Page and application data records
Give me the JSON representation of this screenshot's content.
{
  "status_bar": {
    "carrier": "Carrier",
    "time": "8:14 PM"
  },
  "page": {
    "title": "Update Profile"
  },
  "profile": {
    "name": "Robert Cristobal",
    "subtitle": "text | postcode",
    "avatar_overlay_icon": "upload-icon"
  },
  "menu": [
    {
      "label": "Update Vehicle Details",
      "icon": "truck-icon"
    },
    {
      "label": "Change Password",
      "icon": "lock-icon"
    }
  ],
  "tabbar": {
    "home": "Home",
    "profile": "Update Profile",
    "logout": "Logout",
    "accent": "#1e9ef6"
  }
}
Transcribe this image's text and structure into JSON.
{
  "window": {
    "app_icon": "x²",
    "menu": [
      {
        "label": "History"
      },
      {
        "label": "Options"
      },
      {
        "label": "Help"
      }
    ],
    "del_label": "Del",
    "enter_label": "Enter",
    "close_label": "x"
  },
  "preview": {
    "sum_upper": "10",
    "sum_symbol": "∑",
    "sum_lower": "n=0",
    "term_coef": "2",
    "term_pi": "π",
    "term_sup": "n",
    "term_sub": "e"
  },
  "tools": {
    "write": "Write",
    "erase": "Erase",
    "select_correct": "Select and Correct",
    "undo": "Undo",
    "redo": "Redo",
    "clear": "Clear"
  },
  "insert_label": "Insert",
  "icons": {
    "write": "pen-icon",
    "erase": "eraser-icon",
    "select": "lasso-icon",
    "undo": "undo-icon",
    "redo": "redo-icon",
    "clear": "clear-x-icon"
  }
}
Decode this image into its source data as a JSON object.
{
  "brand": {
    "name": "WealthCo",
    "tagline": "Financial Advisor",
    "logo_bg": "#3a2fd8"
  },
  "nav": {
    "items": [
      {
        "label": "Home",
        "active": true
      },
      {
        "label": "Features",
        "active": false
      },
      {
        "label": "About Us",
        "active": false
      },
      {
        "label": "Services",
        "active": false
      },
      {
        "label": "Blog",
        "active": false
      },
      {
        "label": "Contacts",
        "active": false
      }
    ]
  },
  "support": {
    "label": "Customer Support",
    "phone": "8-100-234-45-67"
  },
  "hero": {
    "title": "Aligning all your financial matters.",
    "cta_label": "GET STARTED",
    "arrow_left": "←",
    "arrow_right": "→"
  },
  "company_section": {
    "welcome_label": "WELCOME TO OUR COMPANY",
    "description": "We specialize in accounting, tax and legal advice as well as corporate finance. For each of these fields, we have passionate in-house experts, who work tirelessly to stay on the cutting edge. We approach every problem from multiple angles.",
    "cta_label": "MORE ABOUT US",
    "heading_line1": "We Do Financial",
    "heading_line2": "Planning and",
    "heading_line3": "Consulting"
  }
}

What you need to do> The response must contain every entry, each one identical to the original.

Problem solution>
Give me the JSON representation of this screenshot's content.
{
  "status_bar": {
    "carrier": "Carrier",
    "time": "8:14 PM"
  },
  "page": {
    "title": "Update Profile"
  },
  "profile": {
    "name": "Robert Cristobal",
    "subtitle": "text | postcode",
    "avatar_overlay_icon": "upload-icon"
  },
  "menu": [
    {
      "label": "Update Vehicle Details",
      "icon": "truck-icon"
    },
    {
      "label": "Change Password",
      "icon": "lock-icon"
    }
  ],
  "tabbar": {
    "home": "Home",
    "profile": "Update Profile",
    "logout": "Logout",
    "accent": "#1e9ef6"
  }
}
Transcribe this image's text and structure into JSON.
{
  "window": {
    "app_icon": "x²",
    "menu": [
      {
        "label": "History"
      },
      {
        "label": "Options"
      },
      {
        "label": "Help"
      }
    ],
    "del_label": "Del",
    "enter_label": "Enter",
    "close_label": "x"
  },
  "preview": {
    "sum_upper": "10",
    "sum_symbol": "∑",
    "sum_lower": "n=0",
    "term_coef": "2",
    "term_pi": "π",
    "term_sup": "n",
    "term_sub": "e"
  },
  "tools": {
    "write": "Write",
    "erase": "Erase",
    "select_correct": "Select and Correct",
    "undo": "Undo",
    "redo": "Redo",
    "clear": "Clear"
  },
  "insert_label": "Insert",
  "icons": {
    "write": "pen-icon",
    "erase": "eraser-icon",
    "select": "lasso-icon",
    "undo": "undo-icon",
    "redo": "redo-icon",
    "clear": "clear-x-icon"
  }
}
Decode this image into its source data as a JSON object.
{
  "brand": {
    "name": "WealthCo",
    "tagline": "Financial Advisor",
    "logo_bg": "#3a2fd8"
  },
  "nav": {
    "items": [
      {
        "label": "Home",
        "active": true
      },
      {
        "label": "Features",
        "active": false
      },
      {
        "label": "About Us",
        "active": false
      },
      {
        "label": "Services",
        "active": false
      },
      {
        "label": "Blog",
        "active": false
      },
      {
        "label": "Contacts",
        "active": false
      }
    ]
  },
  "support": {
    "label": "Customer Support",
    "phone": "8-100-234-45-67"
  },
  "hero": {
    "title": "Aligning all your financial matters.",
    "cta_label": "GET STARTED",
    "arrow_left": "←",
    "arrow_right": "→"
  },
  "company_section": {
    "welcome_label": "WELCOME TO OUR COMPANY",
    "description": "We specialize in accounting, tax and legal advice as well as corporate finance. For each of these fields, we have passionate in-house experts, who work tirelessly to stay on the cutting edge. We approach every problem from multiple angles.",
    "cta_label": "MORE ABOUT US",
    "heading_line1": "We Do Financial",
    "heading_line2": "Planning and",
    "heading_line3": "Consulting"
  }
}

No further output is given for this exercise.